Every Monday morning we fire five questions at a C-suite technology industry interviewee. Today we’re pleased to be joined by Cudo Ventures CEO Matt Hawkins.
Matt: What’s the Biggest Challenge for your Clients?
The biggest challenge for our users is that computer hardware is a wasted asset, worse still an overhead if it’s online and maintained in a data centre. There isn’t an easy way to monetise their computing hardware.
If you’re a crypto currency miner sitting at home in Carolina or Malaysia, the chances are you are just mining for fun – the crypto winter has reduced the profitability of mining to a point where only people who have done their research thoroughly are turning a profit. Despite recent improvements in the crypto market, you’ll still need optimised hardware and good knowledge of the market to make any returns.
For mining farms – often based in locations like China, Canada or Iceland with thousands of GPUs at their disposal – the profitability of mining Ethereum is more dependent their ability to negotiate a better cost per kWh on their energy tariff, rather than predicting the market.
All computing hardware has the capacity for better monetisation and return on investment. Our software, Cudo Miner, helps both amateur and professional mining operations to target their resources at the most profitable crypto asset (coin) for their hardware at any given time. The crypto markets are notoriously volatile, so we help them to optimise their hardware for each mining algorithm and automatically switch that optimised capability to whatever crypto asset makes the best return. This is particularly useful for reacting to the launch of new coins, such as Grin or Ravencoin, as well as hard forks and halving events (when the block reward is changed by the algorithm).
Outside of the crypto markets, cloud and service providers provision hardware to cope with peaks and troughs. 50% of the time, this hardware is not utilised and incurs data centre costs. Our new platform, to be launched next month, provides a marketplace where businesses can sell computing services that utilise these assets optimally and deliver results for end customers – for example, rendering film special effects or training a Tensorflow machine learning model, for a fraction of the cost of using cloud compute power.
Technology that Excites you Most?
Distributed computing – hands down. Despite the huge disruption that cloud computing has brought about, its infrastructure is conventional. A large retailer benefits from economies of scale to negotiate better deals with its providers, bigger logistics warehouses with lower costs, and more automation. I previously owned a hosting business and I would question if the cloud is all that different.
To offer scale and elasticity, data centres have to build overprovision for physical servers – CPU, GPU, memory, storage – so they can be made available on-demand in every region. That leads to huge amounts of IT waste – even with today’s energy management capabilities, there are idle servers occupying physical space that has to be maintained, cooled, and secured.

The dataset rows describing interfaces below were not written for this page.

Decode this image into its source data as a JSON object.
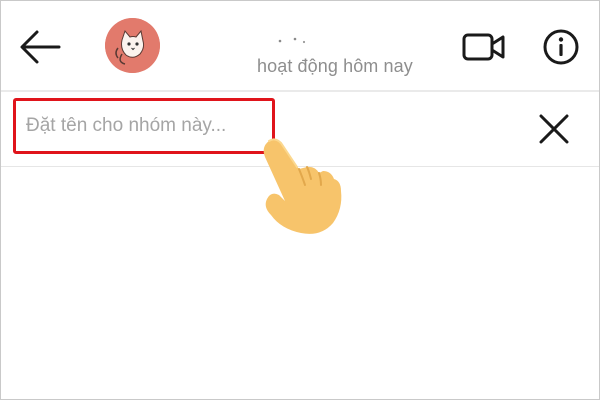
{
  "header": {
    "back_icon": "arrow-left-icon",
    "avatar_icon": "cat-avatar",
    "avatar_color": "#e27a6c",
    "status_text": "hoạt động hôm nay",
    "video_call_icon": "video-camera-icon",
    "info_icon": "info-circle-icon"
  },
  "group_name": {
    "placeholder": "Đặt tên cho nhóm này...",
    "value": "",
    "highlight_color": "#e0141b",
    "clear_icon": "close-icon"
  },
  "overlay": {
    "pointer_icon": "pointing-hand-icon"
  }
}
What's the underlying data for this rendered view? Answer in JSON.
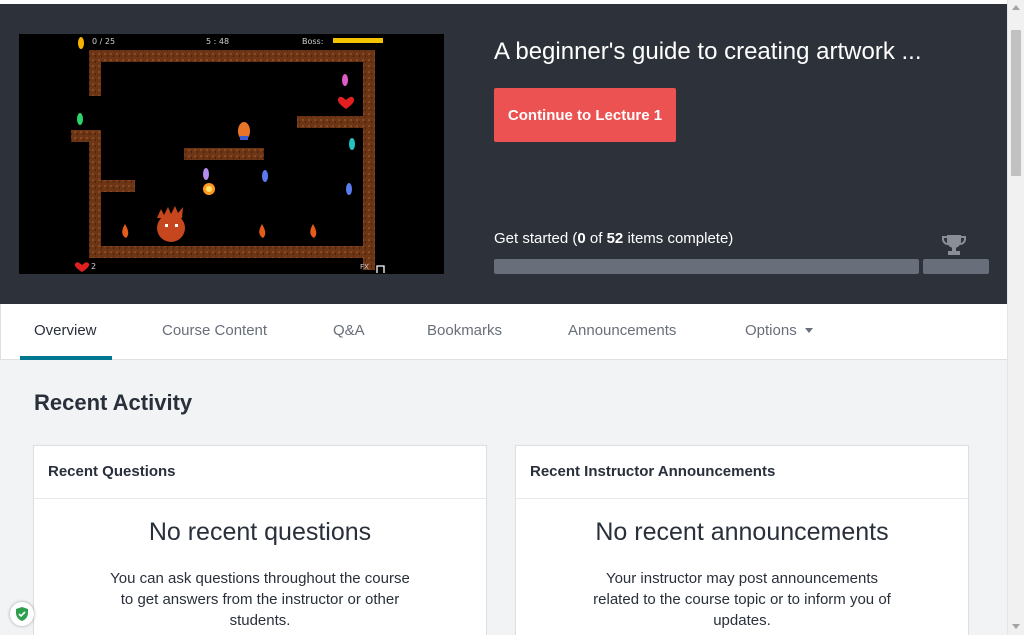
{
  "colors": {
    "hero_bg": "#2d323a",
    "accent_red": "#ec5252",
    "tab_active_underline": "#007791",
    "progress_track": "#686f7a"
  },
  "game": {
    "hud_score": "0 / 25",
    "hud_timer": "5 : 48",
    "hud_boss_label": "Boss:",
    "hud_lives": "2",
    "hud_fx": "FX"
  },
  "course": {
    "title": "A beginner's guide to creating artwork ...",
    "continue_label": "Continue to Lecture 1"
  },
  "progress": {
    "prefix": "Get started (",
    "completed": "0",
    "of_word": "of",
    "total": "52",
    "suffix": "items complete)",
    "fraction_complete": 0,
    "trophy_icon": "trophy-icon"
  },
  "tabs": [
    {
      "label": "Overview",
      "active": true
    },
    {
      "label": "Course Content"
    },
    {
      "label": "Q&A"
    },
    {
      "label": "Bookmarks"
    },
    {
      "label": "Announcements"
    },
    {
      "label": "Options"
    }
  ],
  "recent_activity": {
    "title": "Recent Activity",
    "questions": {
      "header": "Recent Questions",
      "empty_title": "No recent questions",
      "empty_text": "You can ask questions throughout the course to get answers from the instructor or other students."
    },
    "announcements": {
      "header": "Recent Instructor Announcements",
      "empty_title": "No recent announcements",
      "empty_text": "Your instructor may post announcements related to the course topic or to inform you of updates."
    }
  }
}
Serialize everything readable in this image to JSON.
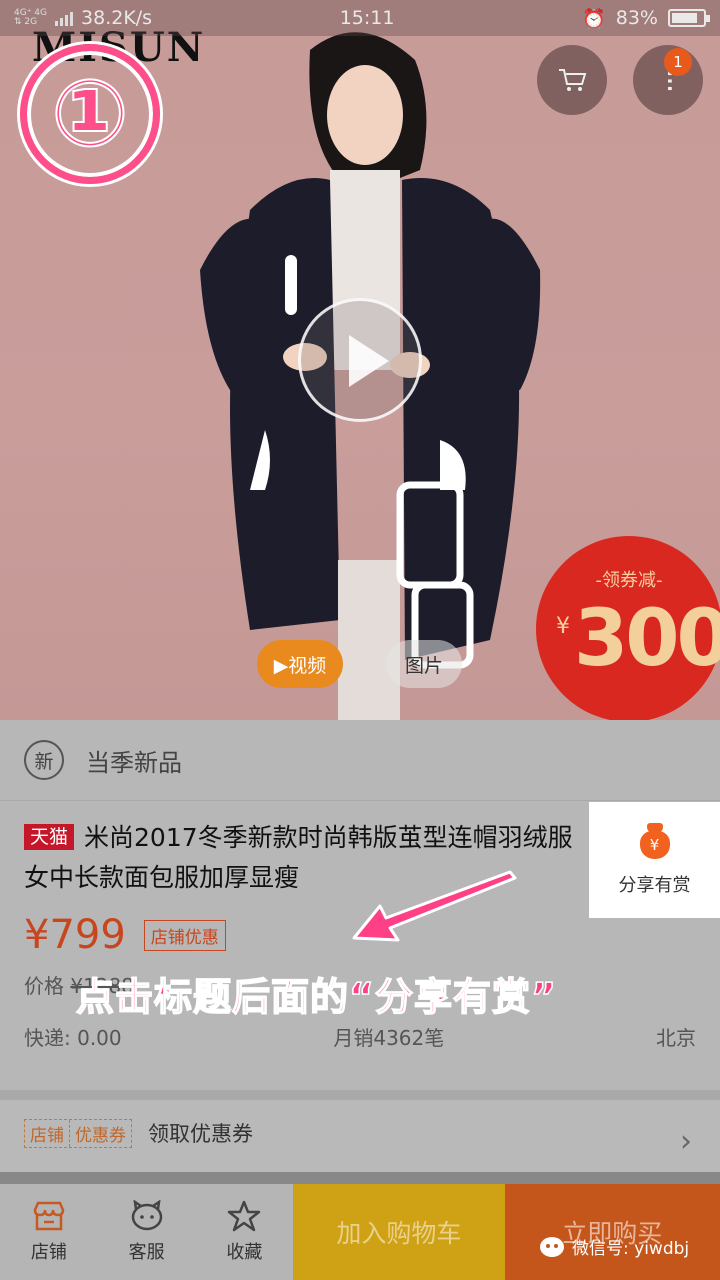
{
  "status_bar": {
    "net_top": "4G⁺ 4G",
    "net_bottom": "⇅ 2G",
    "speed": "38.2K/s",
    "time": "15:11",
    "battery_percent": "83%",
    "battery_level": 0.83
  },
  "hero": {
    "brand": "MISUN",
    "step_number": "①",
    "cart_icon": "cart-icon",
    "badge_count": "1",
    "video_label": "▶视频",
    "photo_label": "图片",
    "coupon_seal": {
      "title": "-领券减-",
      "currency": "¥",
      "amount": "300"
    }
  },
  "product": {
    "new_badge": "新",
    "new_label": "当季新品",
    "platform_tag": "天猫",
    "title": "米尚2017冬季新款时尚韩版茧型连帽羽绒服女中长款面包服加厚显瘦",
    "share": {
      "icon": "money-bag-icon",
      "label": "分享有赏"
    },
    "price": "¥799",
    "store_discount": "店铺优惠",
    "original_price_label": "价格",
    "original_price": "¥1288",
    "shipping": "快递: 0.00",
    "monthly_sales": "月销4362笔",
    "location": "北京"
  },
  "annotation": "点击标题后面的“分享有赏”",
  "coupon_row": {
    "tag_left": "店铺",
    "tag_right": "优惠券",
    "text": "领取优惠券",
    "chevron": "›"
  },
  "bottom_bar": {
    "store": "店铺",
    "service": "客服",
    "favorite": "收藏",
    "add_to_cart": "加入购物车",
    "buy_now": "立即购买"
  },
  "watermark": "微信号: yiwdbj",
  "colors": {
    "price": "#c8461d",
    "tmall": "#c4172a",
    "annotation": "#ff3f86",
    "add_to_cart": "#cfa114",
    "buy_now": "#c4561c"
  }
}
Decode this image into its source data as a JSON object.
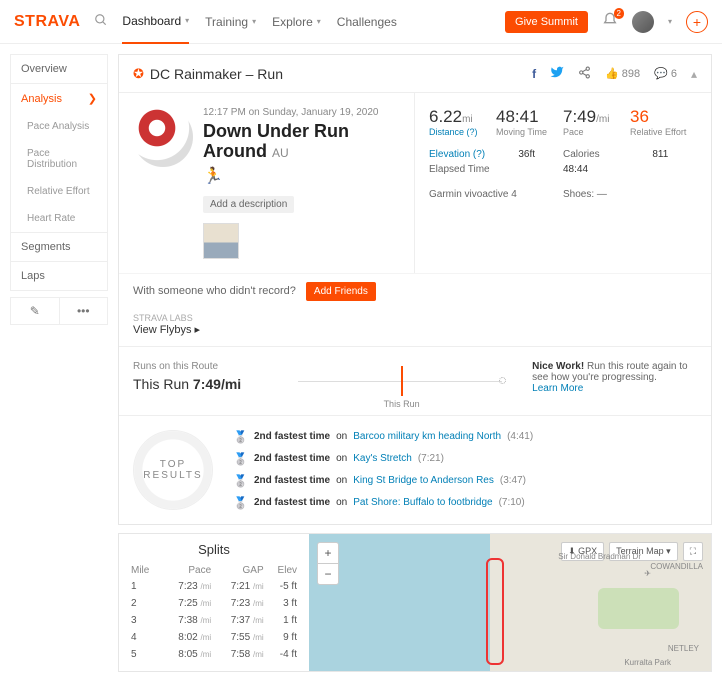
{
  "brand": "STRAVA",
  "nav": {
    "dashboard": "Dashboard",
    "training": "Training",
    "explore": "Explore",
    "challenges": "Challenges",
    "summit": "Give Summit",
    "notif_count": "2"
  },
  "sidebar": {
    "overview": "Overview",
    "analysis": "Analysis",
    "pace_analysis": "Pace Analysis",
    "pace_dist": "Pace Distribution",
    "rel_effort": "Relative Effort",
    "hr": "Heart Rate",
    "segments": "Segments",
    "laps": "Laps"
  },
  "header": {
    "athlete": "DC Rainmaker",
    "sep": " – ",
    "type": "Run",
    "kudos": "898",
    "comments": "6"
  },
  "activity": {
    "datetime": "12:17 PM on Sunday, January 19, 2020",
    "title_main": "Down Under Run Around",
    "title_suffix": "AU",
    "add_desc": "Add a description"
  },
  "stats": {
    "distance_v": "6.22",
    "distance_u": "mi",
    "distance_l": "Distance (?)",
    "moving_v": "48:41",
    "moving_l": "Moving Time",
    "pace_v": "7:49",
    "pace_u": "/mi",
    "pace_l": "Pace",
    "effort_v": "36",
    "effort_l": "Relative Effort",
    "elev_k": "Elevation (?)",
    "elev_v": "36ft",
    "cal_k": "Calories",
    "cal_v": "811",
    "elapsed_k": "Elapsed Time",
    "elapsed_v": "48:44",
    "device": "Garmin vivoactive 4",
    "shoes_k": "Shoes:",
    "shoes_v": "—"
  },
  "someone": {
    "q": "With someone who didn't record?",
    "btn": "Add Friends",
    "labs": "STRAVA LABS",
    "flyby": "View Flybys"
  },
  "route": {
    "lbl": "Runs on this Route",
    "this_run": "This Run",
    "pace": "7:49/mi",
    "marker": "This Run",
    "nice_b": "Nice Work!",
    "nice_t": " Run this route again to see how you're progressing.",
    "learn": "Learn More"
  },
  "top_results": {
    "label": "TOP\nRESULTS",
    "prefix": "2nd fastest time",
    "on": " on ",
    "items": [
      {
        "name": "Barcoo military km heading North",
        "time": "(4:41)"
      },
      {
        "name": "Kay's Stretch",
        "time": "(7:21)"
      },
      {
        "name": "King St Bridge to Anderson Res",
        "time": "(3:47)"
      },
      {
        "name": "Pat Shore: Buffalo to footbridge",
        "time": "(7:10)"
      }
    ]
  },
  "splits": {
    "title": "Splits",
    "cols": {
      "mile": "Mile",
      "pace": "Pace",
      "gap": "GAP",
      "elev": "Elev"
    },
    "rows": [
      {
        "m": "1",
        "p": "7:23",
        "g": "7:21",
        "e": "-5 ft"
      },
      {
        "m": "2",
        "p": "7:25",
        "g": "7:23",
        "e": "3 ft"
      },
      {
        "m": "3",
        "p": "7:38",
        "g": "7:37",
        "e": "1 ft"
      },
      {
        "m": "4",
        "p": "8:02",
        "g": "7:55",
        "e": "9 ft"
      },
      {
        "m": "5",
        "p": "8:05",
        "g": "7:58",
        "e": "-4 ft"
      }
    ],
    "unit": "/mi"
  },
  "map": {
    "gpx": "GPX",
    "terrain": "Terrain Map",
    "place1": "Sir Donald Bradman Dr",
    "place2": "COWANDILLA",
    "place3": "NETLEY",
    "place4": "Kurralta Park"
  }
}
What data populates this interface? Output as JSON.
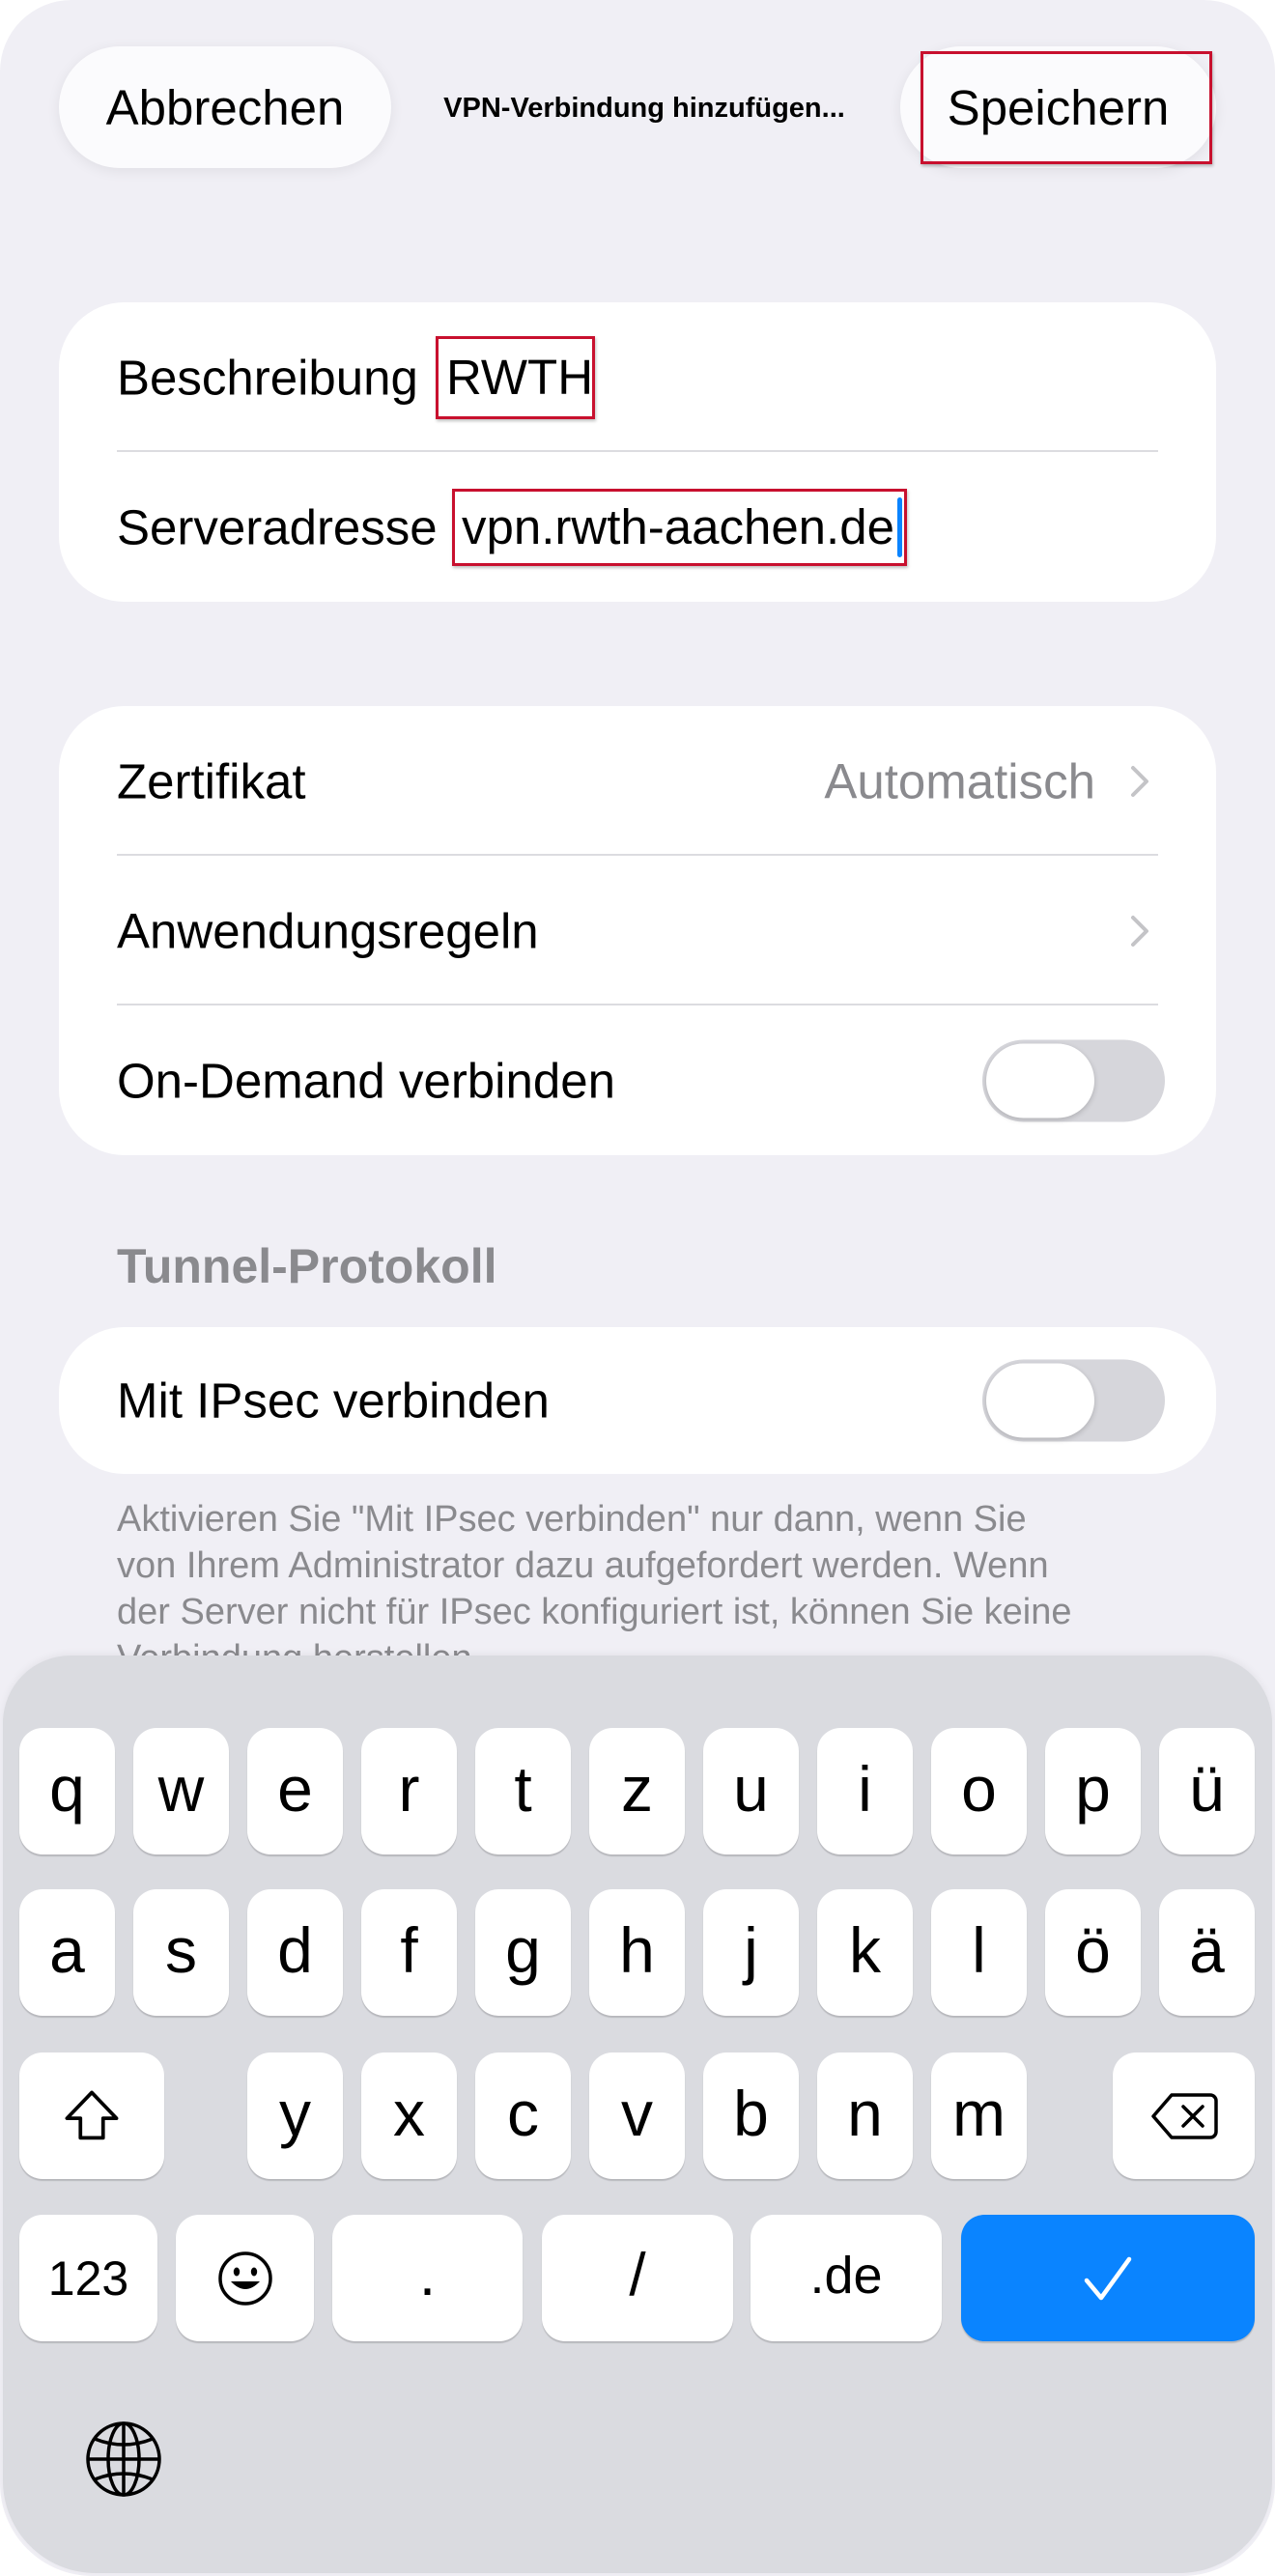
{
  "header": {
    "cancel_label": "Abbrechen",
    "title": "VPN-Verbindung hinzufügen...",
    "save_label": "Speichern"
  },
  "connection": {
    "description_label": "Beschreibung",
    "description_value": "RWTH",
    "server_label": "Serveradresse",
    "server_value": "vpn.rwth-aachen.de"
  },
  "settings": {
    "certificate_label": "Zertifikat",
    "certificate_value": "Automatisch",
    "rules_label": "Anwendungsregeln",
    "on_demand_label": "On-Demand verbinden",
    "on_demand_enabled": false
  },
  "tunnel": {
    "section_title": "Tunnel-Protokoll",
    "ipsec_label": "Mit IPsec verbinden",
    "ipsec_enabled": false,
    "footer_lines": [
      "Aktivieren Sie \"Mit IPsec verbinden\" nur dann, wenn Sie",
      "von Ihrem Administrator dazu aufgefordert werden. Wenn",
      "der Server nicht für IPsec konfiguriert ist, können Sie keine",
      "Verbindung herstellen."
    ]
  },
  "keyboard": {
    "row1": [
      "q",
      "w",
      "e",
      "r",
      "t",
      "z",
      "u",
      "i",
      "o",
      "p",
      "ü"
    ],
    "row2": [
      "a",
      "s",
      "d",
      "f",
      "g",
      "h",
      "j",
      "k",
      "l",
      "ö",
      "ä"
    ],
    "row3": [
      "y",
      "x",
      "c",
      "v",
      "b",
      "n",
      "m"
    ],
    "numbers_label": "123",
    "period_label": ".",
    "slash_label": "/",
    "domain_label": ".de",
    "icons": {
      "shift": "shift-icon",
      "delete": "delete-icon",
      "emoji": "emoji-icon",
      "return": "checkmark-icon",
      "globe": "globe-icon",
      "chevron": "chevron-right-icon"
    }
  },
  "colors": {
    "background": "#f0eff5",
    "accent": "#0a84ff",
    "secondary_text": "#8a8a8e",
    "keyboard": "#dadbe0",
    "annotation": "#c8102e"
  }
}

There is so much spare computing capacity that could be used, but unfortunately, it’s just not being tapped into. I believe that all computing should be more ethical, and we should be doing everything we can to reduce the impact of computing and technology on the environment.
Distributed computing could revolutionise the way that businesses access compute power, not only making it more affordable for them, but also helping them to become more sustainable and improve their carbon footprint. Rather than having large data centres that need to use energy to cool down servers before they get too hot, decentralised computing would use the spare compute power of everyone on the network.
Blockchain has shown the world how distributed computing can enable businesses to access global computing resources. I want to see businesses take the latent computing resource available in data centres, offices and homes throughout the world, and use it to provide the scalability and elasticity of cloud to process diverse workloads, such as AI and machine learning, video rendering, and data analytics.
My greatest success has to be starting up a data centre and cloud company, C4L, and turning it into a profitable business, which was acquired in 2016. The business was a success – we were running for 16 years and we had over 800 customers at the time of sale, while we were turning over £14 million yearly. We were a small player in the market, but we started before anyone had heard of Amazon Web Services and the business grew to the point where 1 per cent of the entire UK’s internet backbone was powered by our data centres.
The entrepreneur in me loves a new challenge though, and that’s why I moved on from C4L to start Cudo Ventures. I saw an opportunity to build on the business models of Uber or Airbnb to help businesses make better use of their computing resources and to make IT more sustainable. I hope my previous knowledge and expertise will help make Cudo as much of a success as C4L was.
Trying to run multiple companies at once. I had a successful data centre and cloud business, so I thought why not build a VoIP business, and why not build a gigabit broadband business. However, they just became a distraction from my main successful business and, in the end, I ended up closing them down. The biggest thing I learnt from this is that it’s important to focus on one thing and make that one thing great, rather than doing lots of things that are just average.
In Another Life, I’d be…
A bird, like an African Grey, because I think it would be amazing to be able to just fly around.